A court case lead by the Financial Conduct Authority (FCA) has begun this week to test the validity of business interruption (BI) coronavirus claims.
Taking place at The High Court, the test case will go on for eight days and is expected to “provide clarity and certainty for everyone involved in these business interruption disputes, policy holder and insurer alike”.
Many hospitality businesses believe they are due payouts from their insurance companies to cover damages caused by the coronavirus pandemic. However, insurers claim that the policies were never intended for losses caused by unprecedented measures such as government-imposed lockdowns.
The FCA has selected 17 examples from business interruption polices used by 16 insurers, eight of which are taking part in the court case. These include Arch Insurance, Argenta, Ecclesiastical, Hiscox, MS Amlin, QBE, RSA Group and Zurich.

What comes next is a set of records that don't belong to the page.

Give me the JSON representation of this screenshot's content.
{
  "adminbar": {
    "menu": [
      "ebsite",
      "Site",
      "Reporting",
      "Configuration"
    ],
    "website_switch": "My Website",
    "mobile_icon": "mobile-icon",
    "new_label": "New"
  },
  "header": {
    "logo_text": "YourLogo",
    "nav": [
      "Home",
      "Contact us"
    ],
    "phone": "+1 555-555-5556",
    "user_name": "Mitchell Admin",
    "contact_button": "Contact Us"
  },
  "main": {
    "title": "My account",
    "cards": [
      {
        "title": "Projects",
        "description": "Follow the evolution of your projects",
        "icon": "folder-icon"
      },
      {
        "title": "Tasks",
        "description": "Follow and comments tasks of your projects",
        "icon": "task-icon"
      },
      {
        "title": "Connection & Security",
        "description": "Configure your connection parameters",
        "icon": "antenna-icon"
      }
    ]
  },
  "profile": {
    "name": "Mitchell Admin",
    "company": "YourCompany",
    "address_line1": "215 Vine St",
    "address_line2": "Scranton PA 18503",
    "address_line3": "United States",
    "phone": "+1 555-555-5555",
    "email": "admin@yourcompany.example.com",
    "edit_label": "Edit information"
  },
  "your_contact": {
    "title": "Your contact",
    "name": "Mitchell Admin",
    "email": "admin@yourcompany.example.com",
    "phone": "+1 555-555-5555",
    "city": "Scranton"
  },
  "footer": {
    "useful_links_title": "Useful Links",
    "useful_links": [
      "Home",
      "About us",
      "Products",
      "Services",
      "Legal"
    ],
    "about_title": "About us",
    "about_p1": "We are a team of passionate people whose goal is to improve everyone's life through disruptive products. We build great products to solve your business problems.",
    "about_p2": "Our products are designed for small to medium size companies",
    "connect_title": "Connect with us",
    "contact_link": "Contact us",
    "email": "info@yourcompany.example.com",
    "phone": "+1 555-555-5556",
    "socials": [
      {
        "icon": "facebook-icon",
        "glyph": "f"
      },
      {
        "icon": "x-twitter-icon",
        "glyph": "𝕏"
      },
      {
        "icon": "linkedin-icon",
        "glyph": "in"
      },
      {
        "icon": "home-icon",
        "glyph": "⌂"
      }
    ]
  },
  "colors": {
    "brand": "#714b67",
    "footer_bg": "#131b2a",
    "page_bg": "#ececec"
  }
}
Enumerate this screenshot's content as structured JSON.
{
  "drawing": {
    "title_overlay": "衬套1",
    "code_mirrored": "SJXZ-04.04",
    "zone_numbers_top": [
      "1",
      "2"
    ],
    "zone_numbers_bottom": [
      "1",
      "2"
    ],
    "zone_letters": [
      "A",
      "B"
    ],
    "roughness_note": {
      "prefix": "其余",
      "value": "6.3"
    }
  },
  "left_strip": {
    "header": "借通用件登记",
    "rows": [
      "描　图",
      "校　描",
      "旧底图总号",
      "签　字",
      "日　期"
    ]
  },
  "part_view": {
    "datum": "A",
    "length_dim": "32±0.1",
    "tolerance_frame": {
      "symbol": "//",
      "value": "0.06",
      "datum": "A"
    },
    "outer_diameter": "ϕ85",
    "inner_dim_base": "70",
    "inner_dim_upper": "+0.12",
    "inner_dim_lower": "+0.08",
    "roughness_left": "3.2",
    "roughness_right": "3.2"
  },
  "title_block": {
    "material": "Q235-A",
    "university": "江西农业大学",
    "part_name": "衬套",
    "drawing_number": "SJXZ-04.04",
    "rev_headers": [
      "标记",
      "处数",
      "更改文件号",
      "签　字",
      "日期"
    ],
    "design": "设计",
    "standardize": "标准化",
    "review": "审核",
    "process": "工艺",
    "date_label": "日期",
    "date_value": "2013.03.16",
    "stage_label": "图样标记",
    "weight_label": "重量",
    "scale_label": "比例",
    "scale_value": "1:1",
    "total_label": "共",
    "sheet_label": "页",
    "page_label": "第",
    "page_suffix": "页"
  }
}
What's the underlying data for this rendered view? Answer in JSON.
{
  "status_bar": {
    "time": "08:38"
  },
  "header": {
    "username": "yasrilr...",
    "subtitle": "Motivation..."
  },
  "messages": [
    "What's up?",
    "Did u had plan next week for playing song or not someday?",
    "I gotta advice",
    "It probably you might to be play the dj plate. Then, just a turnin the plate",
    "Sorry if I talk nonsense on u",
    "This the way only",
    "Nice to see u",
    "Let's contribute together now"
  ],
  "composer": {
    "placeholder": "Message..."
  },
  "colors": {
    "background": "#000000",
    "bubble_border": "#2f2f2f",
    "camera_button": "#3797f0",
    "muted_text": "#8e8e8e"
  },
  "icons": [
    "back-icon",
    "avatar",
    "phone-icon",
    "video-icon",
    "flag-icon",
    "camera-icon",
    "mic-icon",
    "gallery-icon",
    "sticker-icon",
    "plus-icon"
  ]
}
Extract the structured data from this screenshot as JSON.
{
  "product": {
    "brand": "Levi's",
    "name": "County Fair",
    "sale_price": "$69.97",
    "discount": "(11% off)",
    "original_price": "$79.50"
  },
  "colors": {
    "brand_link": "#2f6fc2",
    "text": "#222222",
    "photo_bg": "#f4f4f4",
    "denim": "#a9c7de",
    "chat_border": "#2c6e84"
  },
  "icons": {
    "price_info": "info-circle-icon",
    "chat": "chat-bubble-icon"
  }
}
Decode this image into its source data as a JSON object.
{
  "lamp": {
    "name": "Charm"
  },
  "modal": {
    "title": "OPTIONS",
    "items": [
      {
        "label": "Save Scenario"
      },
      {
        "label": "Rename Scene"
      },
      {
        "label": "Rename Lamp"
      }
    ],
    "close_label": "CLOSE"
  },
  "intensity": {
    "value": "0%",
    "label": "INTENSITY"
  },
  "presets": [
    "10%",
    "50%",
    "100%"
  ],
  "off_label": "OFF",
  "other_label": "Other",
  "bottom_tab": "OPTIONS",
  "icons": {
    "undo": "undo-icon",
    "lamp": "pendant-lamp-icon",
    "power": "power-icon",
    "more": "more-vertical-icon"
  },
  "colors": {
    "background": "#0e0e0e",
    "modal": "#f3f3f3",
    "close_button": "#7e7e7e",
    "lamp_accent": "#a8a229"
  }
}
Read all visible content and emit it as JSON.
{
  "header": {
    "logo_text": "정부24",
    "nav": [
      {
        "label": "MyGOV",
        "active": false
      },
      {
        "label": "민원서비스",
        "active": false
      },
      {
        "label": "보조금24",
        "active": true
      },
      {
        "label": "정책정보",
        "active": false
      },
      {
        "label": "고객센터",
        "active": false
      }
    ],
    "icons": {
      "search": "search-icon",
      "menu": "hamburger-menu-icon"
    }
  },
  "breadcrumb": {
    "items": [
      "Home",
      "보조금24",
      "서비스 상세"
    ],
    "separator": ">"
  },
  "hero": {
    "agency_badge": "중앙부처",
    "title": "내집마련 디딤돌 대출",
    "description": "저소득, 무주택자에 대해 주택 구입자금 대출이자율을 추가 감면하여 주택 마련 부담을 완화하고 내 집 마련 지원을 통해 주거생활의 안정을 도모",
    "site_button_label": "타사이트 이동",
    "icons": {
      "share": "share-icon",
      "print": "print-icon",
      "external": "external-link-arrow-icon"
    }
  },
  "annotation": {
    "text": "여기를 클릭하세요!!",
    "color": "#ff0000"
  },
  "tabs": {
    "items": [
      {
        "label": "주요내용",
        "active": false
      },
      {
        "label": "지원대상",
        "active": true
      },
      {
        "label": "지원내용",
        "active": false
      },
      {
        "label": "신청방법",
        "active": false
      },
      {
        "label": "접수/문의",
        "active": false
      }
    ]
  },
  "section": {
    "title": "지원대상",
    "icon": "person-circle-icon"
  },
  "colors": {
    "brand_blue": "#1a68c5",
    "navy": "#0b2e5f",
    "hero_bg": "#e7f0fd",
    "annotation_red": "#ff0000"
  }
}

The FCA comments: “The issues surrounding BI policies are complex and have the potential to create ongoing uncertainty for both customers and firms. The variation in the types of cover provided and wordings used mean it can be difficult to determine whether customers have cover and can make a valid claim. There are genuine doubts over the appropriate interpretation of the wording in some cases. This has led to uncertainty and disputes, with many customers who believe they have valid claims having these rejected by their insurer.
“We believe the circumstances of the current coronavirus emergency, and its effect on businesses holding BI policies means this uncertainty needs to be resolved as quickly as possible.”
The result of the test case will be legally binding on the insurers that are parties to the test case, but it could go on to affect up to 370,000 policy holders.
The trial can be viewed lived across 20th-23rd July and 27th-30th July by clicking here.